◆ Your task ◆
Which lines of the records below contain the word "authors"? Report each of them in full.

___ Exercise input ___

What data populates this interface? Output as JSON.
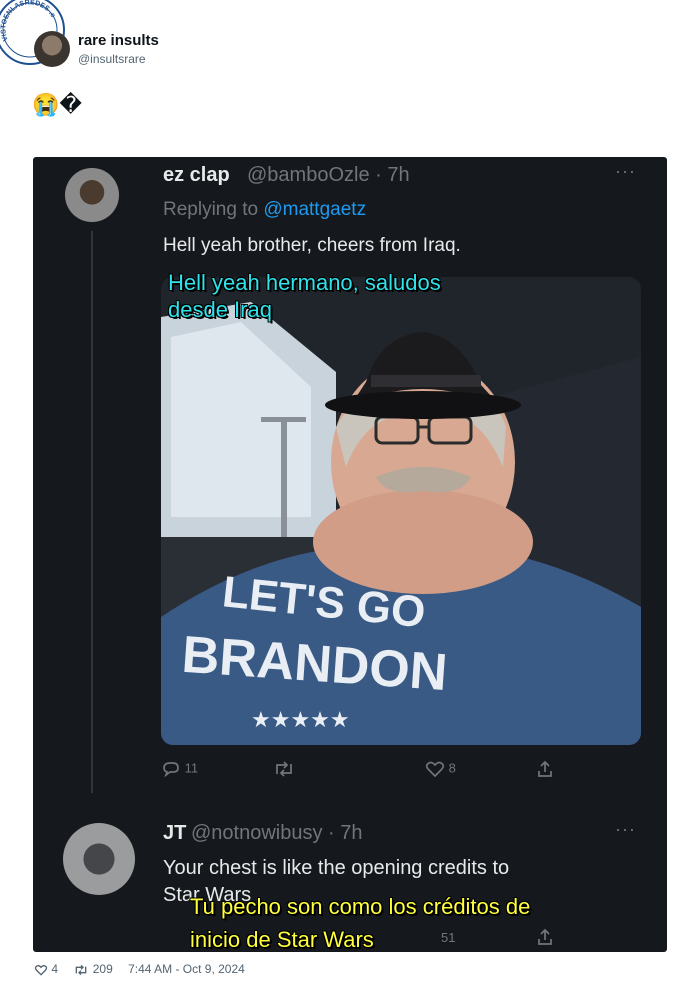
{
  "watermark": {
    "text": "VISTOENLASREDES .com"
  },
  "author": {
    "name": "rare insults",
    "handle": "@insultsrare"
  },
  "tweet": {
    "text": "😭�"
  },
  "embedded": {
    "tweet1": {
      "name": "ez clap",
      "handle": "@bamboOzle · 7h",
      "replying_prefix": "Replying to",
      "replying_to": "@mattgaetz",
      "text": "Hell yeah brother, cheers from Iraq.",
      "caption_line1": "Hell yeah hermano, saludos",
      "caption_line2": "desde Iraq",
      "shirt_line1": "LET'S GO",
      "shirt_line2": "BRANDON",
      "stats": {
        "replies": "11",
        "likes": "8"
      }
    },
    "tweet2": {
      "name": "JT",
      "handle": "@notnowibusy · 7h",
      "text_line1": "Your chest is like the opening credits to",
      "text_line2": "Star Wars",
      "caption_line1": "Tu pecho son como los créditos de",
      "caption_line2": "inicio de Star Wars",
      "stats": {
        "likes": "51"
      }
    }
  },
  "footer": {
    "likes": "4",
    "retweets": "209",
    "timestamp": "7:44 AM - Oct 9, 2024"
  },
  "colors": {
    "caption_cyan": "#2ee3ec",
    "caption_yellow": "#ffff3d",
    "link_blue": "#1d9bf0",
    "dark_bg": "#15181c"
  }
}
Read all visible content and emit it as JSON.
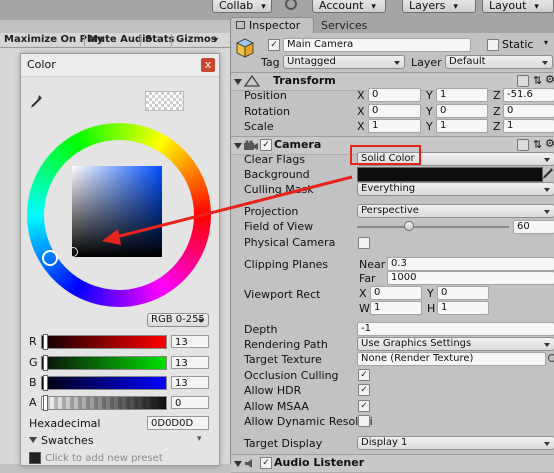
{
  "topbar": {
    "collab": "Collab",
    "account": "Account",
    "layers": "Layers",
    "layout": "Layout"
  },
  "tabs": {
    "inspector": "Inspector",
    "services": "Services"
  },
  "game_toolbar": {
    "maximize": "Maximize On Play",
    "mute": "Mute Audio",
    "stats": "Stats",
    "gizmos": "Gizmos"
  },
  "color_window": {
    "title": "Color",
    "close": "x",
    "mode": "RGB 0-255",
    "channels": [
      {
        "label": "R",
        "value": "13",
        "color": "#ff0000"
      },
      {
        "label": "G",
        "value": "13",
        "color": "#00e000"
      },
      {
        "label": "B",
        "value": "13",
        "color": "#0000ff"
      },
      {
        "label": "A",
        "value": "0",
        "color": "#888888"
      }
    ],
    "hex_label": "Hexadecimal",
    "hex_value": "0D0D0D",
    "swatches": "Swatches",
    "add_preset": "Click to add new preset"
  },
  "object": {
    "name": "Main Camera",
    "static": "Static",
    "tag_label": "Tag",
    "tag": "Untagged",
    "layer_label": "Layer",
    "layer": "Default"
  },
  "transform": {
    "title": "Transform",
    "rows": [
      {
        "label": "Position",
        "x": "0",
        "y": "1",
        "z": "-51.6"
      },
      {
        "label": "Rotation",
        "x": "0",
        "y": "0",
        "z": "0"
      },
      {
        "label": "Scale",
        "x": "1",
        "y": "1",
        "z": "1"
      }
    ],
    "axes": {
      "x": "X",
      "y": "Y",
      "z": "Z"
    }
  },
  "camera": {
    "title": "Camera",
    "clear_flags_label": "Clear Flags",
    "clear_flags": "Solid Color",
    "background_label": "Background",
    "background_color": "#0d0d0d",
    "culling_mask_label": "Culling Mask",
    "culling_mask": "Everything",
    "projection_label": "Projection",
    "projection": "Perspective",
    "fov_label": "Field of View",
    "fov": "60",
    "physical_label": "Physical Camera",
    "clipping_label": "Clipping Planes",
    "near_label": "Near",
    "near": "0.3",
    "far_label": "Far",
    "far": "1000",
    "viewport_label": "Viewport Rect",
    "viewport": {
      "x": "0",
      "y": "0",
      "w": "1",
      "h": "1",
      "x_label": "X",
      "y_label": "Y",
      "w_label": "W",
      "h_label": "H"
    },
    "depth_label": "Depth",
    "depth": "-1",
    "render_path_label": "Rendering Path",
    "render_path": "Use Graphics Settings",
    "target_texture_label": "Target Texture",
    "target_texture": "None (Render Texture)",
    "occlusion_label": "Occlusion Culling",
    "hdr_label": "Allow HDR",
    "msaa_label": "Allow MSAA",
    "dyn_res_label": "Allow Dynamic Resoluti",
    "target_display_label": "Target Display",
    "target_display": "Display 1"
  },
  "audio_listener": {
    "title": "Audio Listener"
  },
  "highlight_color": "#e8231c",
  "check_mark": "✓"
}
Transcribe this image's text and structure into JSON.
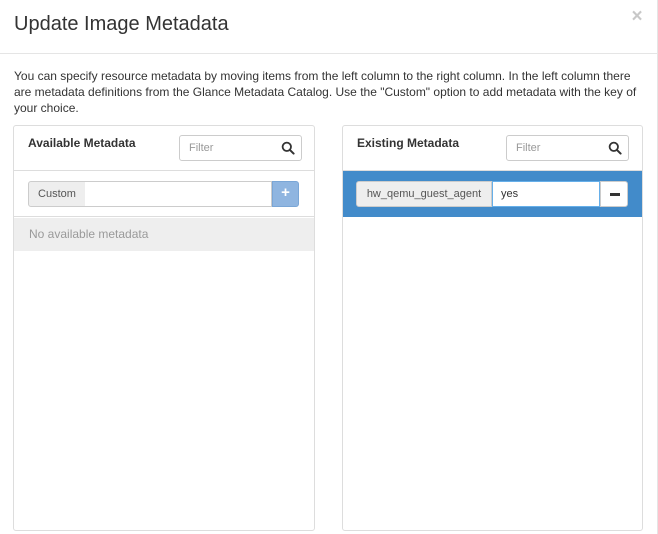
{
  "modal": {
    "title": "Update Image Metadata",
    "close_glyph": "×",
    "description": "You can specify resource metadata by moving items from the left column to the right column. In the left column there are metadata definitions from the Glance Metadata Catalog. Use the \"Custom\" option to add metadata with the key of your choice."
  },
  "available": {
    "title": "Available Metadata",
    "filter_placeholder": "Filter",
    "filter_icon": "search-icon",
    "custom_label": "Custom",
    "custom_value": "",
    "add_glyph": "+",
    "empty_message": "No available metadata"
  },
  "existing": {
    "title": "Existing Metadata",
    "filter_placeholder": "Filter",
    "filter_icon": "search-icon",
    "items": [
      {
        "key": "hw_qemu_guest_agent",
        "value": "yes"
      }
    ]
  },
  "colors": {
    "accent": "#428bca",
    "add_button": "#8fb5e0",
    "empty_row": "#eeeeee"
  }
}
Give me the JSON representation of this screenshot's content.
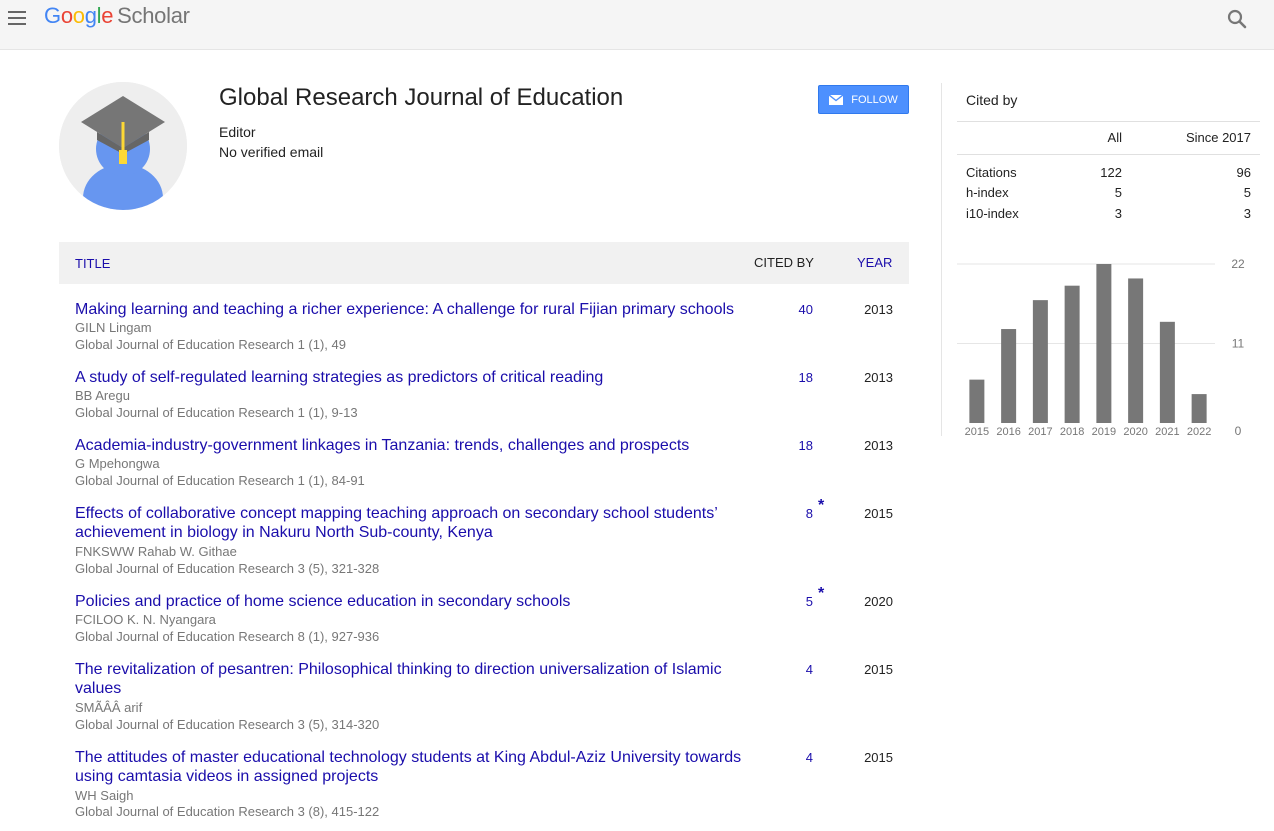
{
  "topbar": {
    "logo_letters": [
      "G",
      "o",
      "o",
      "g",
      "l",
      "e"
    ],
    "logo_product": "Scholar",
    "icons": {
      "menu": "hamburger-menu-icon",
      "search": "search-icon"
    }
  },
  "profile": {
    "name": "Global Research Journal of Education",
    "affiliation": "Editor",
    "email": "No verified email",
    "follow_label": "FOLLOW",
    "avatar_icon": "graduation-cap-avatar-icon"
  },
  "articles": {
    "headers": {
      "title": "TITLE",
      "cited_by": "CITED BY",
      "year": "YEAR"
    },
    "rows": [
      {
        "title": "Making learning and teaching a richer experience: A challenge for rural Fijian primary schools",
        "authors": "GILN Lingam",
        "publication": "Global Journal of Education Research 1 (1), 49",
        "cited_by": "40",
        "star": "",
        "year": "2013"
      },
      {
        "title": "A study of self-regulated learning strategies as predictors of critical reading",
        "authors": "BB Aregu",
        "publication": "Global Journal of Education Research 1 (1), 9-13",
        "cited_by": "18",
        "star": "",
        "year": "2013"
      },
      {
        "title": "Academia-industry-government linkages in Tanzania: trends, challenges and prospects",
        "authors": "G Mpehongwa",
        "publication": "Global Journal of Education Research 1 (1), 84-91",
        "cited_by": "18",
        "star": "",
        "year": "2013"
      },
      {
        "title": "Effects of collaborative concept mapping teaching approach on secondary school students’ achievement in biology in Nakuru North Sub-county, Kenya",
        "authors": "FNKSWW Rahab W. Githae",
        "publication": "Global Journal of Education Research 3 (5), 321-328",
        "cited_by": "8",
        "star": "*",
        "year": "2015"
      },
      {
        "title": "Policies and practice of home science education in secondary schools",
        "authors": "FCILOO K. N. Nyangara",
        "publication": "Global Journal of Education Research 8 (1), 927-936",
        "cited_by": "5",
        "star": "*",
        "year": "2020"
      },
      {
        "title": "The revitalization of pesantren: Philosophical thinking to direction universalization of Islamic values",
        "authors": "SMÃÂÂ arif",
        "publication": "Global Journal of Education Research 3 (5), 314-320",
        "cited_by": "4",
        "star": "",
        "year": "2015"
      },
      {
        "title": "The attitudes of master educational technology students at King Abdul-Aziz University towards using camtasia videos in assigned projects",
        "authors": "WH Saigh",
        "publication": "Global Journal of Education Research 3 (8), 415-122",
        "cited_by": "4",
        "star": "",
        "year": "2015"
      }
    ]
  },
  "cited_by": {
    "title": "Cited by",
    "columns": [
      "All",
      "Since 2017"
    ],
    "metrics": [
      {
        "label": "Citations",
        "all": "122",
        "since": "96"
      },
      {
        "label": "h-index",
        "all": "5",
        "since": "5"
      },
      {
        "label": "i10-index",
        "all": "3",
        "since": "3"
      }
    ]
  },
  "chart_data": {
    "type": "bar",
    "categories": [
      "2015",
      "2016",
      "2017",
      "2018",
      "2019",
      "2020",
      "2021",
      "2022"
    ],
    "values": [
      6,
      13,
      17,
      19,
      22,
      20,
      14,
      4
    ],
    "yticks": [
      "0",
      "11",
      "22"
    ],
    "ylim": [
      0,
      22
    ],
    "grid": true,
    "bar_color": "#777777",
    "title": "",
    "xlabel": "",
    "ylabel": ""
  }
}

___

◆ Result of the task ◆
        "authors": "GILN Lingam",
        "authors": "BB Aregu",
        "authors": "G Mpehongwa",
        "authors": "FNKSWW Rahab W. Githae",
        "authors": "FCILOO K. N. Nyangara",
        "authors": "SMÃÂÂ arif",
        "authors": "WH Saigh",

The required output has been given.